THE PROBLEM
Search the entries below for "description" and copy each matching line.

DATASET ENTRIES section start

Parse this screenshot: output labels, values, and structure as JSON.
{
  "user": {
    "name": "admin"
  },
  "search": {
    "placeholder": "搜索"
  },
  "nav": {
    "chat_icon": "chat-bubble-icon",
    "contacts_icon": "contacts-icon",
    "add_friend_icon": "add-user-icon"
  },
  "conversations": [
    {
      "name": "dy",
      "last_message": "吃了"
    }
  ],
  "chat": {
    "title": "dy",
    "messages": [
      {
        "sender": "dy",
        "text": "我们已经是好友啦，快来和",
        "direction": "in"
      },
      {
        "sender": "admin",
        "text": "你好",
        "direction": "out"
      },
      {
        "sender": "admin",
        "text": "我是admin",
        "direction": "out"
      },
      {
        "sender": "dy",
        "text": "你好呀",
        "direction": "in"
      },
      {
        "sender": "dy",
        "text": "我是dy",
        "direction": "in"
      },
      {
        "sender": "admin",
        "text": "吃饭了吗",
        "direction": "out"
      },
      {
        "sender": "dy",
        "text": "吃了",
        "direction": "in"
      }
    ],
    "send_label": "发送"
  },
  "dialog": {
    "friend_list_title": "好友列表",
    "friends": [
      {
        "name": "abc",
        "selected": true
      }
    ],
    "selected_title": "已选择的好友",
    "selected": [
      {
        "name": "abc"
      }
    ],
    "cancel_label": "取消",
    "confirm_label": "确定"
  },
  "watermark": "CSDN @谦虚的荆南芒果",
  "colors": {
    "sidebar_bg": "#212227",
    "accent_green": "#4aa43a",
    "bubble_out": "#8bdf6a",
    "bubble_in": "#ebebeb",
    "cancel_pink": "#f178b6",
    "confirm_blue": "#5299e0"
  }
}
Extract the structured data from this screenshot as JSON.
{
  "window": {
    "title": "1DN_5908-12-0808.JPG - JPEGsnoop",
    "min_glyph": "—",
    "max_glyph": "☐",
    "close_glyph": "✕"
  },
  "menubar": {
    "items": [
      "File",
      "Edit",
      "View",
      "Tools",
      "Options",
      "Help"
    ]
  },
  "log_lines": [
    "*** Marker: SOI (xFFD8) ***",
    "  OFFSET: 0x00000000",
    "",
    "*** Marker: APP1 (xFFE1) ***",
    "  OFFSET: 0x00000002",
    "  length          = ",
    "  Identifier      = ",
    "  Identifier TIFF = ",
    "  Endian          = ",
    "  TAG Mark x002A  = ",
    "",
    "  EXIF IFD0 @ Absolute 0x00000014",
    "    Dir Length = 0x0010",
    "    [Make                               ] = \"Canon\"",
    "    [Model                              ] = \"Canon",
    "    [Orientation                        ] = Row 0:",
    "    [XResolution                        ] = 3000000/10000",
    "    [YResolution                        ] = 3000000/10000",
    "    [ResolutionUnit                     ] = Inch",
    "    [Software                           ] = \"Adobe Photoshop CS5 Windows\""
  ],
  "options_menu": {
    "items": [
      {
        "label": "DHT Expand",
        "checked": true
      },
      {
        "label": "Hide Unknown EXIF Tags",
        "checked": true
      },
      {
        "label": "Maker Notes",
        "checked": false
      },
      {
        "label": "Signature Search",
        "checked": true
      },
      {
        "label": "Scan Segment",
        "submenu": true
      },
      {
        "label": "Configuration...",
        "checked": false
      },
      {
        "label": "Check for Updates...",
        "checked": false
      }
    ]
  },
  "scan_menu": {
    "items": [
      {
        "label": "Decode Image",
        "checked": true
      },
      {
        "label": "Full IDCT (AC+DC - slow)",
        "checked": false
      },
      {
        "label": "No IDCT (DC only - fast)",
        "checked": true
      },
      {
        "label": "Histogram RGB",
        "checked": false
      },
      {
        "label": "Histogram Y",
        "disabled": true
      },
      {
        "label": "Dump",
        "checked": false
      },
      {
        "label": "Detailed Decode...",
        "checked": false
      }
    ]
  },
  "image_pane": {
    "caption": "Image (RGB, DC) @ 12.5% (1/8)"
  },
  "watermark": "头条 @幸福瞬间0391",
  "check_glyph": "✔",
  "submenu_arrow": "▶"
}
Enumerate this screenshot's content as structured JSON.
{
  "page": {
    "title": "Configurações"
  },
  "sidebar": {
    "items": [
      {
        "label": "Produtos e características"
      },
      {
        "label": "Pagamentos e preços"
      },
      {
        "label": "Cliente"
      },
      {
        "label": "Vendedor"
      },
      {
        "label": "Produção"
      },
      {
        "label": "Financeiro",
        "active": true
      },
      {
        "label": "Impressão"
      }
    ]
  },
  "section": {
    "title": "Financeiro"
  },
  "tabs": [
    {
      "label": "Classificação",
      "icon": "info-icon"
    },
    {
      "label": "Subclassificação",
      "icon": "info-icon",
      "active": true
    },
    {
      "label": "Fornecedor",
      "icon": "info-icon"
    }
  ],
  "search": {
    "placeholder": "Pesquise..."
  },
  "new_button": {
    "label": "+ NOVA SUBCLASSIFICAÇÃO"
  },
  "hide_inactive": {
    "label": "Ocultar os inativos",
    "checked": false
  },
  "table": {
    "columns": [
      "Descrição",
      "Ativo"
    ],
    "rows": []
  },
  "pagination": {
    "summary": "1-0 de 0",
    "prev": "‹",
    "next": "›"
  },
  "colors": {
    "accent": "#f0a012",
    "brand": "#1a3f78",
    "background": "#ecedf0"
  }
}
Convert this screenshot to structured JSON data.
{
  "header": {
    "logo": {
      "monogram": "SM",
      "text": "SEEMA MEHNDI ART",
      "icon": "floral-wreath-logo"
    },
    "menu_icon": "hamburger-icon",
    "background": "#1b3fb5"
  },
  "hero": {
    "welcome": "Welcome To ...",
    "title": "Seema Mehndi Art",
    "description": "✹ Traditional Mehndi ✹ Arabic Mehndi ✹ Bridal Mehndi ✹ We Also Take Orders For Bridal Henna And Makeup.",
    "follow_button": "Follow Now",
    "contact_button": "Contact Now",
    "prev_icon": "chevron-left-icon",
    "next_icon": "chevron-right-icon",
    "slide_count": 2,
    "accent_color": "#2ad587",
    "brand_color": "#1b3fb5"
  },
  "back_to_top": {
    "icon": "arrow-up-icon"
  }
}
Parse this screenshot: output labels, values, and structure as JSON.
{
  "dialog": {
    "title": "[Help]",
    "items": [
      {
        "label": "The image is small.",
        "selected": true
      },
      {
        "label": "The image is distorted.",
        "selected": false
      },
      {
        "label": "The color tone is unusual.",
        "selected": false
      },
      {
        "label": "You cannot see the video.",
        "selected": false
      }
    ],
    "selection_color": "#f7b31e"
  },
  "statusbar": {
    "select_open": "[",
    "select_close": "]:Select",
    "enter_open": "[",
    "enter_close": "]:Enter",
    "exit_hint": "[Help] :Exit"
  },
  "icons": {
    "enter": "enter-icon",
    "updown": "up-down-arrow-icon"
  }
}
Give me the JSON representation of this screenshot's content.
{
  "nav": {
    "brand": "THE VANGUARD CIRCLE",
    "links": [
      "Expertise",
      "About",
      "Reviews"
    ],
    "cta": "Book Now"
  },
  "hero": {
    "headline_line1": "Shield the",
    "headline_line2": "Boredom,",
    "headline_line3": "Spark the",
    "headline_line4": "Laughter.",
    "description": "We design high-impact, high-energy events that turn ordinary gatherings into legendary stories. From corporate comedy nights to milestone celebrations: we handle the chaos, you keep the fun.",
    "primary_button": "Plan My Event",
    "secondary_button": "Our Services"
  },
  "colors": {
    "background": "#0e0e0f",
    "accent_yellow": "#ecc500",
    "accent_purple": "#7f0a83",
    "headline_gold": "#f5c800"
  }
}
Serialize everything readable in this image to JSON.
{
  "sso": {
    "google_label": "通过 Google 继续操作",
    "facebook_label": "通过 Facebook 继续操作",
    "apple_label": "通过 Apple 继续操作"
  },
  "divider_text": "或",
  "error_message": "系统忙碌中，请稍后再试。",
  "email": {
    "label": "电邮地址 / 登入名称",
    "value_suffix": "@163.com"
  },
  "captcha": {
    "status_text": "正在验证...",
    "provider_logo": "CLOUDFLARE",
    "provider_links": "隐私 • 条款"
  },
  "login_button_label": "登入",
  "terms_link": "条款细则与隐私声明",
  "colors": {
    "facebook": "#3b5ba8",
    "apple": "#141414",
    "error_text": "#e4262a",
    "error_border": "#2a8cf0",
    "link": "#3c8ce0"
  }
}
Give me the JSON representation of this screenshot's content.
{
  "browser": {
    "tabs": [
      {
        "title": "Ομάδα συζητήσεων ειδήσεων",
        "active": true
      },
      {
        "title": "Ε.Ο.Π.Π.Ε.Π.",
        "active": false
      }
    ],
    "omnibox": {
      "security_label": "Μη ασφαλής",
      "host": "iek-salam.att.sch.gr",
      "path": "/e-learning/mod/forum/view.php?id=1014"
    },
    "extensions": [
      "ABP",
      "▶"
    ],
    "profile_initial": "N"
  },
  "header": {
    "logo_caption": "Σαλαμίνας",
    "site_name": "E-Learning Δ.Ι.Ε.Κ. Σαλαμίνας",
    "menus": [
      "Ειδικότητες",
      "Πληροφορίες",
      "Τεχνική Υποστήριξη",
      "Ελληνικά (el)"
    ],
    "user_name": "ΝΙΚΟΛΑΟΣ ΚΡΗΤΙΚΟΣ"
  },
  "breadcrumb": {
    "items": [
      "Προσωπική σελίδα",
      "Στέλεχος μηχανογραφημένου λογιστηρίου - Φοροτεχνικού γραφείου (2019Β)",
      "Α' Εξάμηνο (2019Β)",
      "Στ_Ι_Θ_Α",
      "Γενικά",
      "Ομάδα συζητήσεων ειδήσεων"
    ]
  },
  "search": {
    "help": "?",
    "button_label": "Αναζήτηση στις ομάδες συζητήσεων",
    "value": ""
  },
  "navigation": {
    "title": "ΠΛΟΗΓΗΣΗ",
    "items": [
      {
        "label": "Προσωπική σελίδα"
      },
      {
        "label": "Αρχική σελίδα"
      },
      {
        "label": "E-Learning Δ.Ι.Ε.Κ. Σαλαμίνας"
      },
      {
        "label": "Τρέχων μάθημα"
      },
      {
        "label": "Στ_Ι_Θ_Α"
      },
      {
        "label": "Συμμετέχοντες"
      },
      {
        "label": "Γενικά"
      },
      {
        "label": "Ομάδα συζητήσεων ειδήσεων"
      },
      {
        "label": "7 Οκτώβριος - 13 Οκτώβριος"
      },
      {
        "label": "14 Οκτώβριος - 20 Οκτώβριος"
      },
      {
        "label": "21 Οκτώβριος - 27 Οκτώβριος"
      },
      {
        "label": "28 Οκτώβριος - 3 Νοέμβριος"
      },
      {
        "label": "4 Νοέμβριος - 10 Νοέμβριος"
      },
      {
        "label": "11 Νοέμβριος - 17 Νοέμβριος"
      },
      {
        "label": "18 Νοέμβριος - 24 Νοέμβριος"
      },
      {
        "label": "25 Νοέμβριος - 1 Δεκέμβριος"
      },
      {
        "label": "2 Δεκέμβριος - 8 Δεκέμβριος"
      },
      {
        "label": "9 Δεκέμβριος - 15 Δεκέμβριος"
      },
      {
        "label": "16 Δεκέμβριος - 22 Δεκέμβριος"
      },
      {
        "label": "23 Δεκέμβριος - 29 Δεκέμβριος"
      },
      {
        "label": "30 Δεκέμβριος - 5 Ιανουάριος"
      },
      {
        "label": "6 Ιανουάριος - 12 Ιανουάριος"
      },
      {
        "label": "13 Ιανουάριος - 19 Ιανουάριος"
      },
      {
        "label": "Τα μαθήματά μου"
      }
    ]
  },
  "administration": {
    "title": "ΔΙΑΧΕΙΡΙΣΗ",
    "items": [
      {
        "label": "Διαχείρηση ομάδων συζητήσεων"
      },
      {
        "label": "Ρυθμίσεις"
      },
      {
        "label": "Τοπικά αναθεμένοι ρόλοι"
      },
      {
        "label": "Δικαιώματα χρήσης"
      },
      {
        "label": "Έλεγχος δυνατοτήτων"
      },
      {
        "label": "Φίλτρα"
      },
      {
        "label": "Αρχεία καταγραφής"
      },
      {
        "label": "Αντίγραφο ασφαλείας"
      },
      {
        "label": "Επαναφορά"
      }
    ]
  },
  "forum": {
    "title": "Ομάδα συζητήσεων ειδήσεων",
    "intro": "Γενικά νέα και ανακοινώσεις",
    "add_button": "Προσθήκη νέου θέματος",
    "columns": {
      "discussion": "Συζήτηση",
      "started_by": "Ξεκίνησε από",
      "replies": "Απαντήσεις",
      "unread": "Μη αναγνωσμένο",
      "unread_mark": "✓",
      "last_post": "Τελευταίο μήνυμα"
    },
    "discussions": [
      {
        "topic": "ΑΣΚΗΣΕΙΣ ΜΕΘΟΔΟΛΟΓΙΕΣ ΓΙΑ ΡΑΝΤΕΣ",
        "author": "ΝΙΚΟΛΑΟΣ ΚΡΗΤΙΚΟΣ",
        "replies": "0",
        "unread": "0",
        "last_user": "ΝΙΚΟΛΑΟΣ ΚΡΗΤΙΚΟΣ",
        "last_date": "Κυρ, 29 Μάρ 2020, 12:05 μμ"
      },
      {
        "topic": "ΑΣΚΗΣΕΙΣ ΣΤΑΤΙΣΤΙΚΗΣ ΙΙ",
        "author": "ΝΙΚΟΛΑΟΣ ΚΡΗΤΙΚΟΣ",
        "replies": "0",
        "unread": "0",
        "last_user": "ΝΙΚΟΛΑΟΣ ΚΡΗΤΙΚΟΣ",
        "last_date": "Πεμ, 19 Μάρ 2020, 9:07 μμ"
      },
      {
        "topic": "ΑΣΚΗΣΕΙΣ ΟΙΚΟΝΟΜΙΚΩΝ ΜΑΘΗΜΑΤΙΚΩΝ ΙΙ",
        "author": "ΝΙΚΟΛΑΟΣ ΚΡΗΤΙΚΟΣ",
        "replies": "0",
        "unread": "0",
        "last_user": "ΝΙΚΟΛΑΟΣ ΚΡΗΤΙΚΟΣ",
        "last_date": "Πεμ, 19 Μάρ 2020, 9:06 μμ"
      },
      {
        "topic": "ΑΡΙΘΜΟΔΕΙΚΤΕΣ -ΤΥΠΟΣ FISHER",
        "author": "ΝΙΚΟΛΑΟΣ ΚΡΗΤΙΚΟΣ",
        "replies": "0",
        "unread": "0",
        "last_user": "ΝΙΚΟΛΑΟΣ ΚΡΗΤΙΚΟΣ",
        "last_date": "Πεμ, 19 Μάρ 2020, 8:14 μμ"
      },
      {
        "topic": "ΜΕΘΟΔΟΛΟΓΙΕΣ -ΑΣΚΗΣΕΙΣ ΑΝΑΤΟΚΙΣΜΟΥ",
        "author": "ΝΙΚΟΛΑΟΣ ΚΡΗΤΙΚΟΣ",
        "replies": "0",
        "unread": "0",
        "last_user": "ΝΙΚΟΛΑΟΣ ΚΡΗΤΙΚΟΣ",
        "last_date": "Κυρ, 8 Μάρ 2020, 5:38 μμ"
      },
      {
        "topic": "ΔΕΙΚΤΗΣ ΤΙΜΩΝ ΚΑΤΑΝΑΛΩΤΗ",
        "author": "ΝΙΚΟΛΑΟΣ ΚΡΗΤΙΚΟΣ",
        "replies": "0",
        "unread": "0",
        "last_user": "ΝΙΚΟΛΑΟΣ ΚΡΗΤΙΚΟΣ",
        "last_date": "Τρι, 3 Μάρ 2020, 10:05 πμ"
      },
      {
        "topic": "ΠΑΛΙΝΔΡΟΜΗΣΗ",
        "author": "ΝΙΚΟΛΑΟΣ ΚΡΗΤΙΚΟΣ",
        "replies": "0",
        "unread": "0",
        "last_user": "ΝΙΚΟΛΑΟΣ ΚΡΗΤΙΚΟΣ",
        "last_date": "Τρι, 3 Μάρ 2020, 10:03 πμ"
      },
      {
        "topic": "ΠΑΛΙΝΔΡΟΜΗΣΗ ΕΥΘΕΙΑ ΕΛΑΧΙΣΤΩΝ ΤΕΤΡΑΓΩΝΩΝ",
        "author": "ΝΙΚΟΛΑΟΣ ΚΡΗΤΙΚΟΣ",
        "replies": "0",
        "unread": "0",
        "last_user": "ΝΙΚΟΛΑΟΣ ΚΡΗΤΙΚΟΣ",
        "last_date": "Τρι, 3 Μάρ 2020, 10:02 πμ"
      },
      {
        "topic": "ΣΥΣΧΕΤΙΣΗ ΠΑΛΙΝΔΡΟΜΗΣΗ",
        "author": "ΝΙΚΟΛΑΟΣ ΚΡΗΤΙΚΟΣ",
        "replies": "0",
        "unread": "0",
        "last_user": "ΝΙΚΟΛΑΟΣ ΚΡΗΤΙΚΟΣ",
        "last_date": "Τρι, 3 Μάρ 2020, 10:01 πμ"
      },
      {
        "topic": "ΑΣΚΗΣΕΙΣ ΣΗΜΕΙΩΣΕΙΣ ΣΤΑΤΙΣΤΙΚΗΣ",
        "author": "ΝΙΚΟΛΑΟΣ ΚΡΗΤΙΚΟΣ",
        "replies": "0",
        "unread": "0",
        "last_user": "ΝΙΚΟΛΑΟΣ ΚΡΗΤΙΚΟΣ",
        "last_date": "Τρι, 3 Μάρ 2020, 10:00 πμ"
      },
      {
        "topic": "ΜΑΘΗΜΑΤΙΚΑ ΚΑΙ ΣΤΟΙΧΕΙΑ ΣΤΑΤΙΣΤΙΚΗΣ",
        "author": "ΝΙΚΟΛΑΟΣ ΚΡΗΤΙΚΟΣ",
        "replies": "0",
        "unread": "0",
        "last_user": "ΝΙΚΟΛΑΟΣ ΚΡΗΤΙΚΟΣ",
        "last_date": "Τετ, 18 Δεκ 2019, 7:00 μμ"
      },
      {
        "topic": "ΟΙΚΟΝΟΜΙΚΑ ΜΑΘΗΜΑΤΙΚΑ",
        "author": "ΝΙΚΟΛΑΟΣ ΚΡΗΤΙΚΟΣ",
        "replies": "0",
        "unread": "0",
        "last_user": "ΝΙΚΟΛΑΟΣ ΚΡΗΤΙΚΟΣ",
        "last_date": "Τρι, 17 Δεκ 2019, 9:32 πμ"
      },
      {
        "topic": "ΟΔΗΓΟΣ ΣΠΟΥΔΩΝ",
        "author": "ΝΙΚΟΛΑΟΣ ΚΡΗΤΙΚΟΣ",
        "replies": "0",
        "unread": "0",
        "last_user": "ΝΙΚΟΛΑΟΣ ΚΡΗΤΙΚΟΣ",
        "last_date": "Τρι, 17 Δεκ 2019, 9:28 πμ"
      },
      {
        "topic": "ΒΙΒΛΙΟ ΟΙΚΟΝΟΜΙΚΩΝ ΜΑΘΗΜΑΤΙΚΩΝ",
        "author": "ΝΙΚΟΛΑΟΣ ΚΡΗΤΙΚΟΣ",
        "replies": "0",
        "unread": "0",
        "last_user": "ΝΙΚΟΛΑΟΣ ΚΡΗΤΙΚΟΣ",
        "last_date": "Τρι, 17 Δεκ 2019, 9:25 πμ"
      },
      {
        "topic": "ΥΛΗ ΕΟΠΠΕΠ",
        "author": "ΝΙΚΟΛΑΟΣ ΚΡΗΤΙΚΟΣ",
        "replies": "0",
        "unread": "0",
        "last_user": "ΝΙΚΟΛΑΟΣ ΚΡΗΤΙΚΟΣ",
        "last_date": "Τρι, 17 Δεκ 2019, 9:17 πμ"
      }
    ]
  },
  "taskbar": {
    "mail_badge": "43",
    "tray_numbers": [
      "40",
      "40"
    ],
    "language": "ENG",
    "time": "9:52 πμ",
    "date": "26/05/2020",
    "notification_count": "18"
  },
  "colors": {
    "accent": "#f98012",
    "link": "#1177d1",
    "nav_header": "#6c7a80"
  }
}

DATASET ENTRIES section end

OUTPUT OF THE TASK
    "description": "✹ Traditional Mehndi ✹ Arabic Mehndi ✹ Bridal Mehndi ✹ We Also Take Orders For Bridal Henna And Makeup.",
    "description": "We design high-impact, high-energy events that turn ordinary gatherings into legendary stories. From corporate comedy nights to milestone celebrations: we handle the chaos, you keep the fun.",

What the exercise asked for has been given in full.